Renal transplantation has become an established treatment modality for end-stage renal disease (ESRD) in children, which may allow normal growth and development and enables children to return to a normal lifestyle. In addition, the potential for complications after renal transplantation is far greater in children than in adults. This study was designed to determine the clinical outcome of kidney transplantation in pediatrics. We retrospectively reviewed the medical records of pediatric kidney recipients who received a living kidney transplant at two renal transplantation centers in Tehran, Iran, between November 1985 and November 2006. Recipients were defined as "pediatric" if they were 18 years of age or younger. Our study involved 539 pediatric recipients (58.1% male and 41.9% female). The mean age of recipients and their donors were 13.5±3.7 and 27.5 ± 5.8 years, respectively. The median patient follow up was 34.4 (0.3 - 226.8) months. The common cause of ESRD was glomerulonephritis (33.1%), followed by urological problems (30.5%) and congenital disorders (9.1%). The majority of patients had a living unrelated donor (80.7%). The prevalence of hepatitis B and C among our recipients was 1% and 4.4%, respectively. The mean of last serum creatinine level was 1.7 ± 1.4 (range 0.2-10.6) mg/dl. One, five, ten, fifteen and eighteen-year patient survival rates were 92%, 88%, 84%, 63%, and 63%, respectively. Also, One, five, ten, fifteen and eighteen-year allograft survival rates were 77%, 57%, 41%, 23%, and 15%, respectively. Our study showed that kidney transplantation is promising in children requiring renal replacement therapy.

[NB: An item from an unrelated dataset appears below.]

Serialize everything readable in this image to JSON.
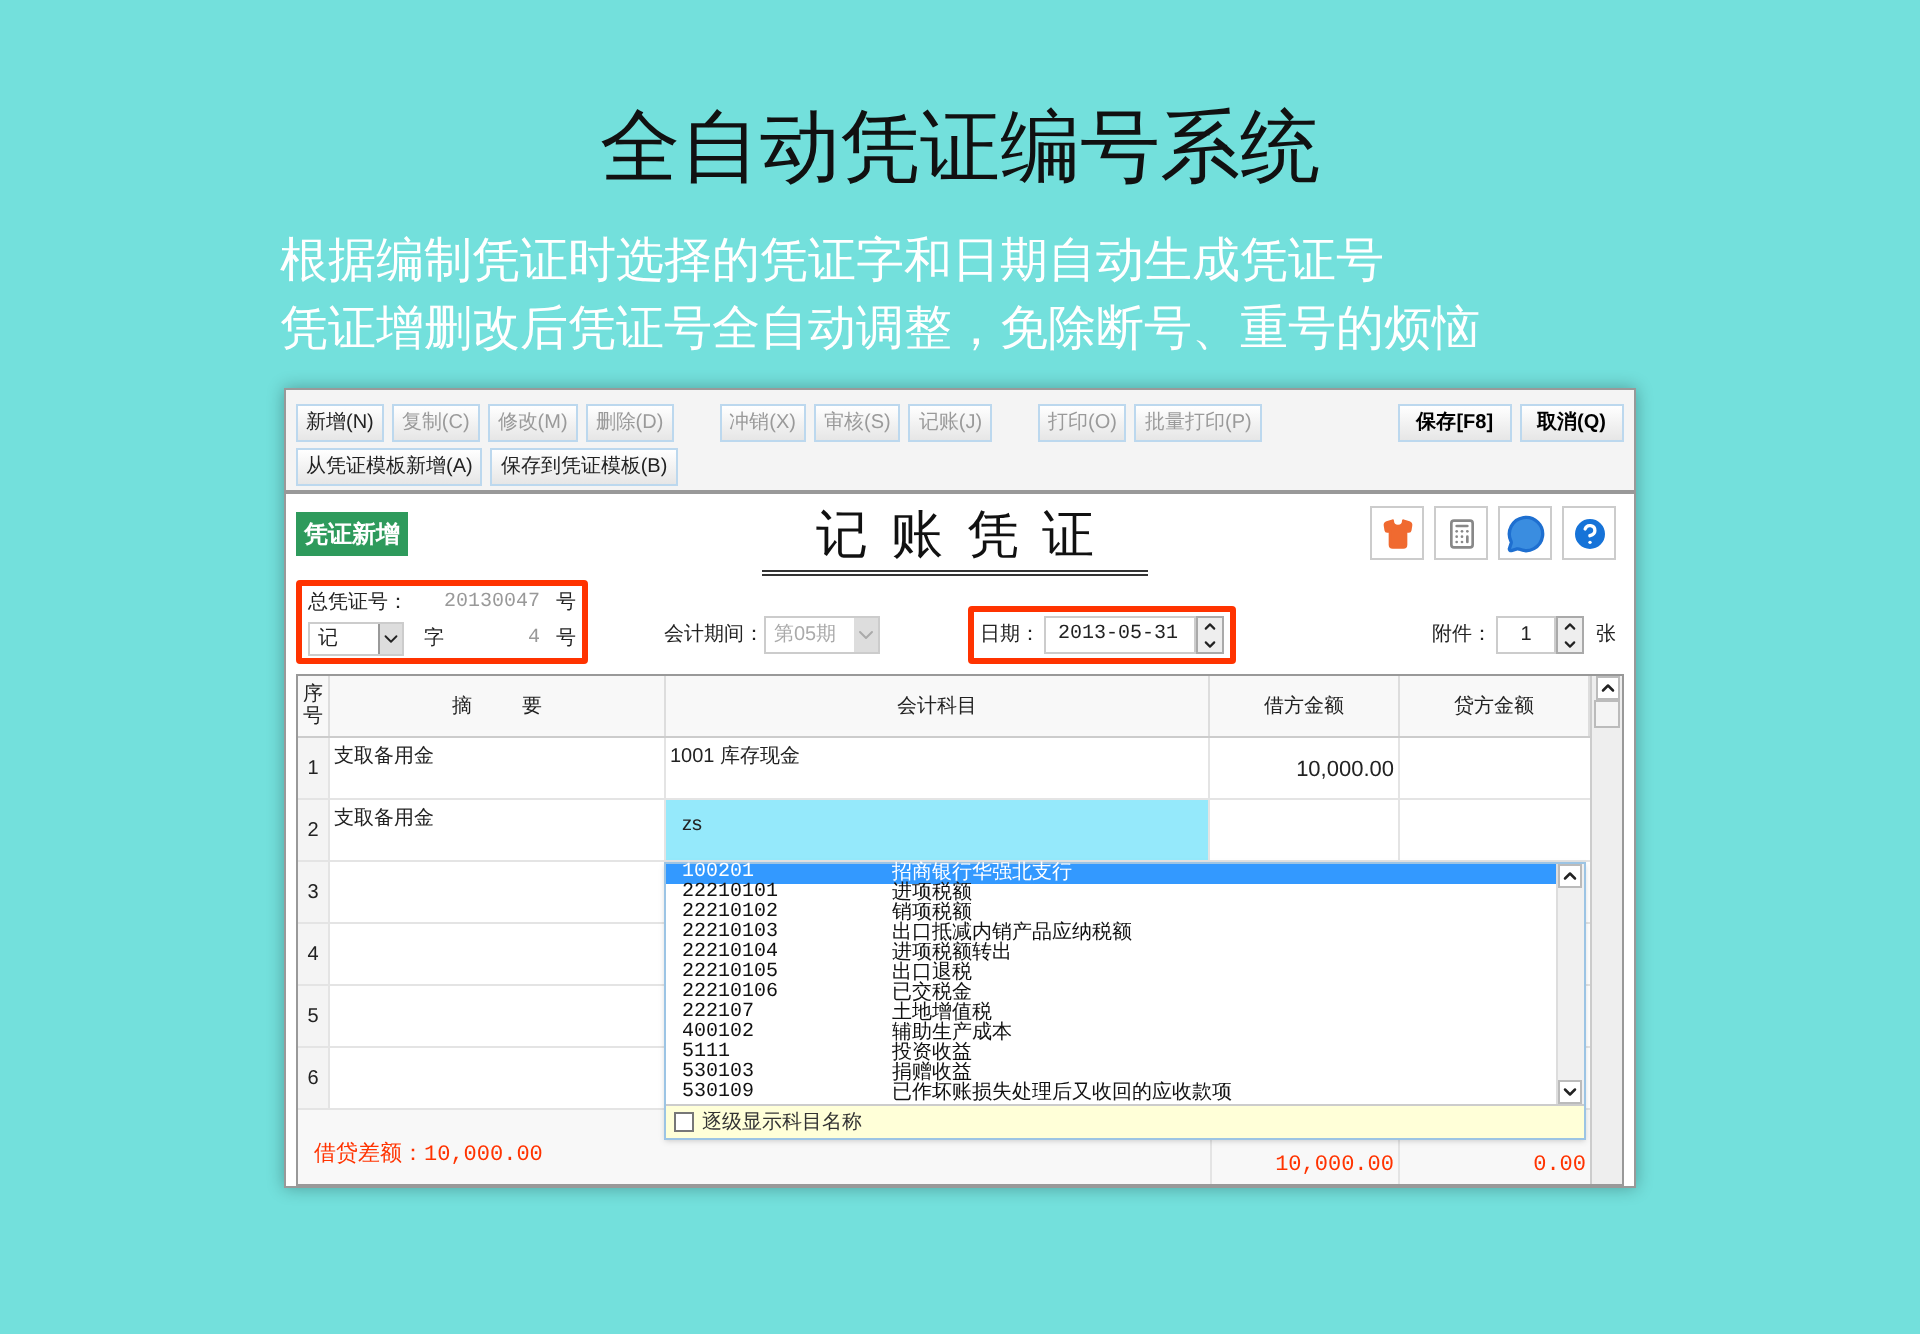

Volume : 6
Issue : 4
Pages : 218
Nephrology & Urology Research Center, Baqiyatallah University of Medical Sciences, Tehran, Iran